Aim of the task
Print the entries below in their entirety, exactly as they are written.

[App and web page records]
--*--

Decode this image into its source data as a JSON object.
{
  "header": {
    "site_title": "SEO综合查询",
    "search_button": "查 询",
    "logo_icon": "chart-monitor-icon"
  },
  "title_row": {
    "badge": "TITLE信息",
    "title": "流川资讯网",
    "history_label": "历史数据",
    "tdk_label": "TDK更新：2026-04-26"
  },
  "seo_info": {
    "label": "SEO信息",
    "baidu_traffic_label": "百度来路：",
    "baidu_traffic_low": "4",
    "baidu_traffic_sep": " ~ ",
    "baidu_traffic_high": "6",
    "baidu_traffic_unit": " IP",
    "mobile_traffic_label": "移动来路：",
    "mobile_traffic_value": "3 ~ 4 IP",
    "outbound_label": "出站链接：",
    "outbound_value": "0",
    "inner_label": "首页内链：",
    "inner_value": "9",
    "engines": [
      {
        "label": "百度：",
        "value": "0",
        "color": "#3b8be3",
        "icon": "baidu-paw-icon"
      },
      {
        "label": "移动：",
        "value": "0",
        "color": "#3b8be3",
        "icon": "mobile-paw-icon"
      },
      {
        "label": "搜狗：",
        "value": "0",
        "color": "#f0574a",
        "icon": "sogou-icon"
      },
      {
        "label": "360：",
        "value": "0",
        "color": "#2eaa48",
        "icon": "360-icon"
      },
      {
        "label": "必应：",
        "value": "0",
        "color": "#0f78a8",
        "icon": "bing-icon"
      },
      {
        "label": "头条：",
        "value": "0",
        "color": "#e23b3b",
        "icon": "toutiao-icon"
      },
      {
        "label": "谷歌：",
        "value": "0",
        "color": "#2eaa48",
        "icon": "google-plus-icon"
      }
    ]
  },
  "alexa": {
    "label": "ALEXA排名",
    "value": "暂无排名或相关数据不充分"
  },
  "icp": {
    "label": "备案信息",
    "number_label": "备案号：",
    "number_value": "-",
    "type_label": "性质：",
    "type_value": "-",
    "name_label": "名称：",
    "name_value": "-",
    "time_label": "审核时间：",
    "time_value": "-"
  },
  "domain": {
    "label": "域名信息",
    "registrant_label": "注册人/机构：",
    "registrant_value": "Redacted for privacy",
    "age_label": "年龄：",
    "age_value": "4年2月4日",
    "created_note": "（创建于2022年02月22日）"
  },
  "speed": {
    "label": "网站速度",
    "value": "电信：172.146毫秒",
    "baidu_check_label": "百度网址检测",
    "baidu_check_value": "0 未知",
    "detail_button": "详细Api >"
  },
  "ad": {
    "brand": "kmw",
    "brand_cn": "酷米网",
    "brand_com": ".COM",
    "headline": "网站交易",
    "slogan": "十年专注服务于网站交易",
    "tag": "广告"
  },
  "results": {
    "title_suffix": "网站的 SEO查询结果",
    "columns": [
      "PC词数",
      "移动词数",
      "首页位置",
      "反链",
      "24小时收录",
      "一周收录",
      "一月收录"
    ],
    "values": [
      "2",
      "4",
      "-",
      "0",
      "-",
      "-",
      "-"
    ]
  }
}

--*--

Your response
Decode this image into its source data as a JSON object.
{
  "header": {
    "site_title": "SEO综合查询",
    "search_button": "查 询",
    "logo_icon": "chart-monitor-icon"
  },
  "title_row": {
    "badge": "TITLE信息",
    "title": "流川资讯网",
    "history_label": "历史数据",
    "tdk_label": "TDK更新：2026-04-26"
  },
  "seo_info": {
    "label": "SEO信息",
    "baidu_traffic_label": "百度来路：",
    "baidu_traffic_low": "4",
    "baidu_traffic_sep": " ~ ",
    "baidu_traffic_high": "6",
    "baidu_traffic_unit": " IP",
    "mobile_traffic_label": "移动来路：",
    "mobile_traffic_value": "3 ~ 4 IP",
    "outbound_label": "出站链接：",
    "outbound_value": "0",
    "inner_label": "首页内链：",
    "inner_value": "9",
    "engines": [
      {
        "label": "百度：",
        "value": "0",
        "color": "#3b8be3",
        "icon": "baidu-paw-icon"
      },
      {
        "label": "移动：",
        "value": "0",
        "color": "#3b8be3",
        "icon": "mobile-paw-icon"
      },
      {
        "label": "搜狗：",
        "value": "0",
        "color": "#f0574a",
        "icon": "sogou-icon"
      },
      {
        "label": "360：",
        "value": "0",
        "color": "#2eaa48",
        "icon": "360-icon"
      },
      {
        "label": "必应：",
        "value": "0",
        "color": "#0f78a8",
        "icon": "bing-icon"
      },
      {
        "label": "头条：",
        "value": "0",
        "color": "#e23b3b",
        "icon": "toutiao-icon"
      },
      {
        "label": "谷歌：",
        "value": "0",
        "color": "#2eaa48",
        "icon": "google-plus-icon"
      }
    ]
  },
  "alexa": {
    "label": "ALEXA排名",
    "value": "暂无排名或相关数据不充分"
  },
  "icp": {
    "label": "备案信息",
    "number_label": "备案号：",
    "number_value": "-",
    "type_label": "性质：",
    "type_value": "-",
    "name_label": "名称：",
    "name_value": "-",
    "time_label": "审核时间：",
    "time_value": "-"
  },
  "domain": {
    "label": "域名信息",
    "registrant_label": "注册人/机构：",
    "registrant_value": "Redacted for privacy",
    "age_label": "年龄：",
    "age_value": "4年2月4日",
    "created_note": "（创建于2022年02月22日）"
  },
  "speed": {
    "label": "网站速度",
    "value": "电信：172.146毫秒",
    "baidu_check_label": "百度网址检测",
    "baidu_check_value": "0 未知",
    "detail_button": "详细Api >"
  },
  "ad": {
    "brand": "kmw",
    "brand_cn": "酷米网",
    "brand_com": ".COM",
    "headline": "网站交易",
    "slogan": "十年专注服务于网站交易",
    "tag": "广告"
  },
  "results": {
    "title_suffix": "网站的 SEO查询结果",
    "columns": [
      "PC词数",
      "移动词数",
      "首页位置",
      "反链",
      "24小时收录",
      "一周收录",
      "一月收录"
    ],
    "values": [
      "2",
      "4",
      "-",
      "0",
      "-",
      "-",
      "-"
    ]
  }
}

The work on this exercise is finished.